However, this reporting is too much like the narrow, stuffy, scared reporting that grows out of boardroom discussions, from the head-heavy, weak-bodied, overweight insecurity and fear that drive the actions of most of our country. We live in a country crippled by fear, and therein lies our largest obstacle. We’re afraid of our neighbors, of our children, of ourselves. It doesn’t motivate or encourage; it’s not creative or confident or inspired. It is tired and reactionary and hollow.
Your paper once mirrored some of the rugged newness that the Western landscape inspires. It motivated by example, and thereby offered hope. It embodied a different way of management, the possibility of choosing a different path than that of the East. It talked about the face of the rural West, the face of ingenuity and creativity, of local solutions, of independence, of self-sufficiency, of land and community management. It once was a Western paper.
There are still examples of that reporting, and I seek them out in every issue. However, they are buried behind pictures of Wal-Mart and Supreme Court justices. The fact that your new paper received raving ovations from a board of directors should make you even more worried. Ed Abbey said something along the following: "I can be pretty dumb by myself, but for true stupidity it takes a board of directors."
Albuquerque, New Mexico
- Edward Ernest on Trekking across Colorado’s fragmented wildernesses
- Brad Bardwell on A tax on carbon pollution faces surprising opposition
- David W Hamilton on The bid for Bears Ears

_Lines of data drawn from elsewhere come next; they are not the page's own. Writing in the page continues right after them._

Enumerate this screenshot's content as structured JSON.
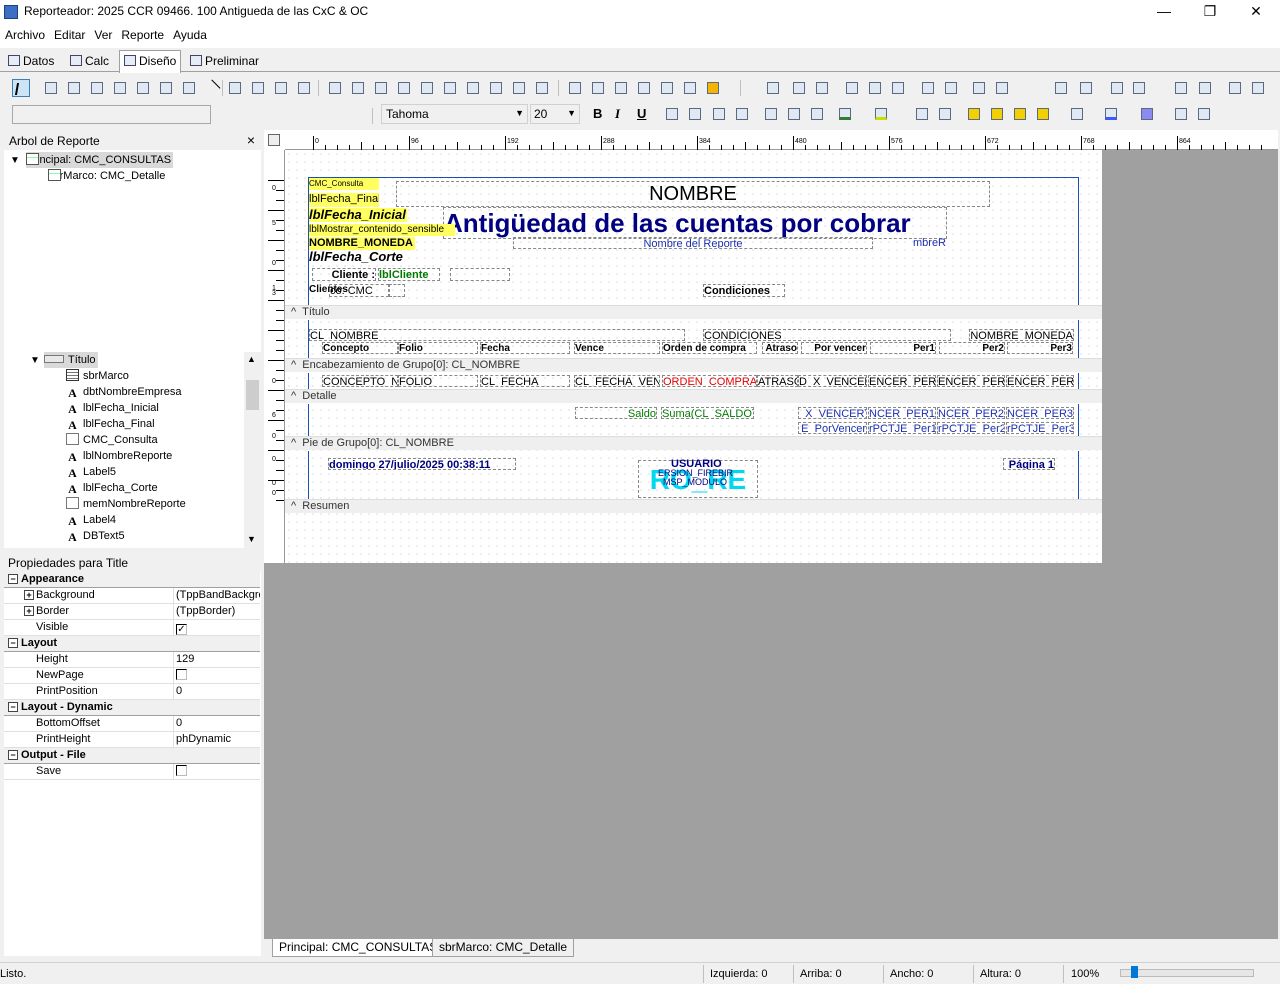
{
  "window": {
    "title": "Reporteador: 2025 CCR 09466. 100 Antigueda de las CxC & OC",
    "minimize": "—",
    "maximize": "❐",
    "close": "✕"
  },
  "menu": [
    "Archivo",
    "Editar",
    "Ver",
    "Reporte",
    "Ayuda"
  ],
  "tabs": {
    "datos": "Datos",
    "calc": "Calc",
    "diseno": "Diseño",
    "preliminar": "Preliminar"
  },
  "format": {
    "font": "Tahoma",
    "size": "20",
    "bold": "B",
    "italic": "I",
    "underline": "U"
  },
  "tree": {
    "header": "Arbol de Reporte",
    "close": "×",
    "nodes": [
      "Principal: CMC_CONSULTAS",
      "sbrMarco: CMC_Detalle",
      "Título",
      "sbrMarco",
      "dbtNombreEmpresa",
      "lblFecha_Inicial",
      "lblFecha_Final",
      "CMC_Consulta",
      "lblNombreReporte",
      "Label5",
      "lblFecha_Corte",
      "memNombreReporte",
      "Label4",
      "DBText5"
    ],
    "expand": "⌄",
    "collapse": "⌄"
  },
  "props": {
    "title": "Propiedades para Title",
    "rows": [
      {
        "type": "cat",
        "name": "Appearance",
        "box": "−"
      },
      {
        "type": "prop",
        "name": "Background",
        "value": "(TppBandBackground)",
        "box": "+"
      },
      {
        "type": "prop",
        "name": "Border",
        "value": "(TppBorder)",
        "box": "+"
      },
      {
        "type": "prop",
        "name": "Visible",
        "value": "✓",
        "check": true
      },
      {
        "type": "cat",
        "name": "Layout",
        "box": "−"
      },
      {
        "type": "prop",
        "name": "Height",
        "value": "129"
      },
      {
        "type": "prop",
        "name": "NewPage",
        "value": "",
        "check": true
      },
      {
        "type": "prop",
        "name": "PrintPosition",
        "value": "0"
      },
      {
        "type": "cat",
        "name": "Layout - Dynamic",
        "box": "−"
      },
      {
        "type": "prop",
        "name": "BottomOffset",
        "value": "0"
      },
      {
        "type": "prop",
        "name": "PrintHeight",
        "value": "phDynamic"
      },
      {
        "type": "cat",
        "name": "Output - File",
        "box": "−"
      },
      {
        "type": "prop",
        "name": "Save",
        "value": "",
        "check": true
      }
    ]
  },
  "ruler": {
    "top": [
      "0",
      "96",
      "192",
      "288",
      "384",
      "480",
      "576",
      "672",
      "768",
      "864"
    ],
    "left": [
      "0",
      "5",
      "0",
      "1",
      "3",
      "6",
      "0",
      "0",
      "0",
      "0",
      "0"
    ]
  },
  "report": {
    "title_band": {
      "cmc_consulta": "CMC_Consulta",
      "lbl_fecha_final": "lblFecha_Final",
      "nombre": "NOMBRE",
      "lbl_fecha_inicial": "lblFecha_Inicial",
      "heading": "Antigüedad de las cuentas por cobrar",
      "lbl_mostrar": "lblMostrar_contenido_sensible",
      "nombre_moneda": "NOMBRE_MONEDA",
      "nombre_reporte": "Nombre del Reporte",
      "nombre_reporte_clip": "mbreR",
      "lbl_fecha_corte": "lblFecha_Corte",
      "cliente": "Cliente :",
      "lbl_cliente": "lblCliente",
      "cliente_overlap": "Clientes",
      "consulta_clip": "co: CMC",
      "condiciones": "Condiciones"
    },
    "bands": {
      "titulo": "Título",
      "encabezado": "Encabezamiento de Grupo[0]: CL_NOMBRE",
      "detalle": "Detalle",
      "pie": "Pie de Grupo[0]: CL_NOMBRE",
      "resumen": "Resumen",
      "arrow": "^"
    },
    "group_header": {
      "cl_nombre": "CL_NOMBRE",
      "condiciones": "CONDICIONES",
      "nombre_moneda": "NOMBRE_MONEDA",
      "cols": [
        "Concepto",
        "Folio",
        "Fecha",
        "Vence",
        "Orden de compra",
        "Atraso",
        "Por vencer",
        "Per1",
        "Per2",
        "Per3"
      ]
    },
    "detail": [
      "CONCEPTO_N",
      "FOLIO",
      "CL_FECHA",
      "CL_FECHA_VEN",
      "ORDEN_COMPRA",
      "ATRASO",
      "D_X_VENCER",
      "ENCER_PER1",
      "ENCER_PER2",
      "ENCER_PER3"
    ],
    "group_footer": {
      "saldo": "Saldo",
      "suma": "Suma(CL_SALDO)",
      "sums": [
        "_X_VENCER)",
        "NCER_PER1)",
        "NCER_PER2)",
        "NCER_PER3)"
      ],
      "pcts": [
        "E_PorVencer",
        "rPCTJE_Per1",
        "rPCTJE_Per2",
        "rPCTJE_Per3"
      ]
    },
    "summary": {
      "fecha": "domingo 27/julio/2025 00:38:11",
      "usuario": "USUARIO",
      "version": "ERSION_FIREBIR",
      "modulo": "MSP_MODULO",
      "big": "RO_RE",
      "pagina": "Página 1"
    }
  },
  "bottom_tabs": [
    "Principal: CMC_CONSULTAS",
    "sbrMarco: CMC_Detalle"
  ],
  "status": {
    "listo": "Listo.",
    "izquierda": "Izquierda: 0",
    "arriba": "Arriba: 0",
    "ancho": "Ancho: 0",
    "altura": "Altura: 0",
    "zoom": "100%"
  }
}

- David W Hamilton on Comb Ridge parcel sold to highest bidder
- David R Smith DVM on Ranch Diaries: Two years into Triangle P Cattle, we’re coming into our own